My friend was asking what she should do as her son was in France right now. In the news was reported a French priest had been murdered during mass. Two nuns were taken hostage. The terrorists pledged allegiance to ISIS before the attacks.
Terrorism. Evil. No country is safe but people are more aware now that Western culture is involved.
I thought back to my time in Pakistan. October 2010. Our medical team spent two days in Karachi prior to beginning our mission work in Sukkor. A time of contrasts. Before working with the poor in the IDP (Internally Displaced Persons) camps, we were treated to a meal at The Saffron Restaurant, one of the top restaurants in the city. While we dined on lobster and bread pudding topped with both whipped cream and vanilla ice cream, terrorism had struck less than a kilometre away.
Two teenage suicide bombers simultaneously blew themselves up at a nearby shrine. One bomber had been stopped by a guard at the main gate of the shrine at the time. The other teenage bomber was on the shrine steps when he detonated himself. 10 people were killed. 74 injured. Two of the dead and twelve of the injured were children. Four people were killed in the resultant stampede among the panicked crowds. The Taliban claimed responsibility within the hour.
There are no words strong enough to describe the emotions we all felt. Sadness that ripped your heart out combined with extreme fear. The timing of the attack occoured on the busiest night of the week as people gathered to distribute food to the poor. The shrine had the highest level of security yet even that wasn’t enough to prevent suicide bombers from carrying out their own attacks.
The city shut down markets and gas stations. Schools were closed.

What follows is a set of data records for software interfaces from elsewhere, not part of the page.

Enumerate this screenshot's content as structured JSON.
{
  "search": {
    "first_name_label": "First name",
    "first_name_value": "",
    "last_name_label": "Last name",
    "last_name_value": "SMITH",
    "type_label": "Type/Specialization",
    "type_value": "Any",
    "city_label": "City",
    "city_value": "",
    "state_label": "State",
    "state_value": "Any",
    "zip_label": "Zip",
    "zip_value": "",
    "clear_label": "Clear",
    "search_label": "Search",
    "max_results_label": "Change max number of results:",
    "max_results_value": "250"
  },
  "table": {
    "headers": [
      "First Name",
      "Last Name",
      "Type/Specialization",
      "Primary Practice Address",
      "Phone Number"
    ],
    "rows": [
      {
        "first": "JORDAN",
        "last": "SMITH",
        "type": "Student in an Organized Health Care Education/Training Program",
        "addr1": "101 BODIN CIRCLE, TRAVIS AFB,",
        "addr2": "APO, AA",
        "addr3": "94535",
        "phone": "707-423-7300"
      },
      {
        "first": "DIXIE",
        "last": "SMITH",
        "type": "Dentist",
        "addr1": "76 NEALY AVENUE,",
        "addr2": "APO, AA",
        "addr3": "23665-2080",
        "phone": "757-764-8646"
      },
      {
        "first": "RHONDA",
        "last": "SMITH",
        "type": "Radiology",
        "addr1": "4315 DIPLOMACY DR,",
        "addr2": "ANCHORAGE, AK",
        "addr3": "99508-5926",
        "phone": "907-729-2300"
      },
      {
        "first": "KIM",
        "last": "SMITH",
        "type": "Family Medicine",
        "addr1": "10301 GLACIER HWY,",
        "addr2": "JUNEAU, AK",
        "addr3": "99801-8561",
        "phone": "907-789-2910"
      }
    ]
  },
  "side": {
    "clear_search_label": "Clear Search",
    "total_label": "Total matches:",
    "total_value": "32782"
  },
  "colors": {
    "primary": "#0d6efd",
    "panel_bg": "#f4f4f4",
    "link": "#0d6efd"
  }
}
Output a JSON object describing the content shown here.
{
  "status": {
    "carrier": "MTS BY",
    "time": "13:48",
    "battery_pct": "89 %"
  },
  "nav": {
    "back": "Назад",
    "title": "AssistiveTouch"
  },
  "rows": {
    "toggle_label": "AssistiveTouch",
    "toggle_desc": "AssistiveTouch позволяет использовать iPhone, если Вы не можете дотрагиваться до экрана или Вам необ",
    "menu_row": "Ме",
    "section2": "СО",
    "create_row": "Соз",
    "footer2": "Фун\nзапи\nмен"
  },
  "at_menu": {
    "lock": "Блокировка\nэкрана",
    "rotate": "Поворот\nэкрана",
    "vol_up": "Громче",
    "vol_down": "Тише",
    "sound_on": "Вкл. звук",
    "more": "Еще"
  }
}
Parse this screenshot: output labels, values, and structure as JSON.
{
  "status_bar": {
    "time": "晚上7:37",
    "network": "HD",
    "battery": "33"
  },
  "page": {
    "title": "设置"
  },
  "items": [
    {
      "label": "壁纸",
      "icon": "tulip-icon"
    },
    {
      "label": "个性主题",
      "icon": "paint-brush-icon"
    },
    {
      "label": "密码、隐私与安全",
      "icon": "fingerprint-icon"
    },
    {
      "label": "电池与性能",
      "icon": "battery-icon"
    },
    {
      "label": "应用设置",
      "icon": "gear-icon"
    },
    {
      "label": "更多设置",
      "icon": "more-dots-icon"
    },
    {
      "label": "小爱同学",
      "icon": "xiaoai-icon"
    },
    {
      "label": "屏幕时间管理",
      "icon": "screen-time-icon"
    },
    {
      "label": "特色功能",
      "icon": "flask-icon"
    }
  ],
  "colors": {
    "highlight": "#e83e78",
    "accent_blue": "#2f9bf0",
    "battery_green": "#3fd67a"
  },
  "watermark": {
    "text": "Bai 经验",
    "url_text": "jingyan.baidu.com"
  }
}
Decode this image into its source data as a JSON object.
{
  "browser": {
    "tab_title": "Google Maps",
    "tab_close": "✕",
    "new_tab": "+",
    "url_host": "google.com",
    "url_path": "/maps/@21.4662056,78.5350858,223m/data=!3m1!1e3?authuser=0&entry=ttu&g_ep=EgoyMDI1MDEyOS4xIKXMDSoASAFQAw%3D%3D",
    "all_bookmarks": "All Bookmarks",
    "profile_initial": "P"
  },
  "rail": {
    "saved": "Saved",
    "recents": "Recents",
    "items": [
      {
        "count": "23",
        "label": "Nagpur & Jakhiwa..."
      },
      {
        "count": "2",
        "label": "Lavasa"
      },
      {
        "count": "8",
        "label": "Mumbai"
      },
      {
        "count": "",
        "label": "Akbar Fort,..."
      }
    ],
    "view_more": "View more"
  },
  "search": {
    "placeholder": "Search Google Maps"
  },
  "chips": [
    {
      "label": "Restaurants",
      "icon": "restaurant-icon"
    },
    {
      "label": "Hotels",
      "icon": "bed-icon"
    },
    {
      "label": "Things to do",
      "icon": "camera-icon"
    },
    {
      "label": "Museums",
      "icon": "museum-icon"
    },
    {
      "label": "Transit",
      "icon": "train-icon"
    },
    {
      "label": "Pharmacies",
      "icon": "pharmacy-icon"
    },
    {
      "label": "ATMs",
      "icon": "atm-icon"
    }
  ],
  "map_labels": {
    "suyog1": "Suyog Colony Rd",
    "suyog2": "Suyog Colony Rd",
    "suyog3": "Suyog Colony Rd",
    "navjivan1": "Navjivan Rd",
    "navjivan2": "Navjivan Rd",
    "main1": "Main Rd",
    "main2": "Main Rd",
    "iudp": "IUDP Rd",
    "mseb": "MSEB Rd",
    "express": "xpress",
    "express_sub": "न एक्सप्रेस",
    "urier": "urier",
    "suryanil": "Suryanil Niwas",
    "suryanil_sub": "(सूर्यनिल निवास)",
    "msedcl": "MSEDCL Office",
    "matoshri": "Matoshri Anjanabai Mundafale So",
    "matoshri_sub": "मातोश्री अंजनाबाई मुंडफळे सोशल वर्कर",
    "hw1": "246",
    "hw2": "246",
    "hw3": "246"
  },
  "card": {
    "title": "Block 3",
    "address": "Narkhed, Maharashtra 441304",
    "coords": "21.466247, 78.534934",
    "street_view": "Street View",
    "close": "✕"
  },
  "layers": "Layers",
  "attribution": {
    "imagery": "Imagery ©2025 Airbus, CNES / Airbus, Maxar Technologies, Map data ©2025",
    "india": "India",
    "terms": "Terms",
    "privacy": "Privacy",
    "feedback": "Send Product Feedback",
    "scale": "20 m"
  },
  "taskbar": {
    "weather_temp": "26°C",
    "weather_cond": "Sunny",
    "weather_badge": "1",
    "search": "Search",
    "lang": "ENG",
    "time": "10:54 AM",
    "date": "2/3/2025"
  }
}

Back home, we have school closures because of “snow days”. In Pakistan, the closures are because of “bomb days”. There were strikes and protests and road closures and disruptions. Shrines were closed for over a month’s time as a safety measure. This led to a greater hardship for the poor that relied on the meals provided by the shrine’s kitchens.
There will always be religious extremists. Of all types. From the Crusades to attacks by ISIS. And, while we mourn the effects brought about by evil, we can’t let it defeat us. We mustn’t let the actions of a small population steal our hope for humanity. Without evil, there would be no concept of good. And the world is full of good, so much good!
Keep doing your part to do good in the world. Let me share a Cherokee parable…
A chief was teaching life lessons to his young grand-son. He told the child a terrible fight was going on inside of him and it was between two wolves. One wolf was evil- anger, greed, hatred, resentment, and lies- and the other wolf was good- peace, joy, love, generosity, truth, compassion and faith. He then informed his grand-son this same fight was going on inside him as well as every other person, too.
The boy’s eyes widened with excitement. He asked, “Which wolf will win?”
The chief answered, “The one you feed.”
Keep feeding the good wolf, my friends.